On Aug 30, 2011, cloud91977 from Spring Valley, CA (Zone 10a) wrote:

The first year we had this one I didn't much care for it as the flowerheads were so thick and heavy, and the stems so fragile, that everyday there'd be more broken stems laying on the ground. Then I started cutting it to the ground in BOTH March and August. Now the plants still gets 2+ feet tall, but the stems are no longer breaking as the flowerheads are not getting as big around (or producing so much seed!)

Planted on a small mound in compost and decomposed granite ammended clay soil, this plant lives on winter rain and whatever garden water it can get from a nearby plant that is watered once a month.
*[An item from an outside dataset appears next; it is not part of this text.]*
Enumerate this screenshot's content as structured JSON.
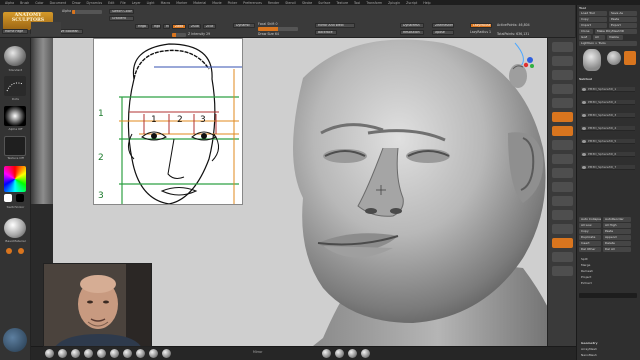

The bases of our plants are shaded by surrounding plants and so aren't mulched by anything more than leaf litter from its neighbors, which is always removed before the winter... read more


On Mar 15, 2008, gracepete from Albany, OR wrote:

Last June (2007) I found Agastache 'Red Fortune' at a local nursery. It was growing in a one gallon pot and in full, gorgeous-gotta-have bloom. I bought two plants. Of all the agastaches, Red Fortune has, in my opinion, the most favorable flower color--a rich cerise red with a hint of purple and no orange. My plants grew about 24 inches tall and were in bloom most of the summer and fall. It is March 2008 now and both plants survived a soggy winter, (Zone 8b) planted in well-draining soil. There is a nice clump of new foliage about an inch tall that appears to be impervious to slugs, of which I have an abundance. In my experience, agastaches will root readily from semi-hard stem cuttings. I can't have too many Red Fortunes.


On Jul 27, 2006, Marilynbeth from Hebron, KY wrote:

Bought 4 one-gallon pots of 'Red Fortune' this year. It is new to me and couldn't resist getting them. Beautiful and smells great. More plants for the little Hummers! Lean soil, excellent drainage and pea gravel on top (like all other Agastaches, Lavender and Penstemons).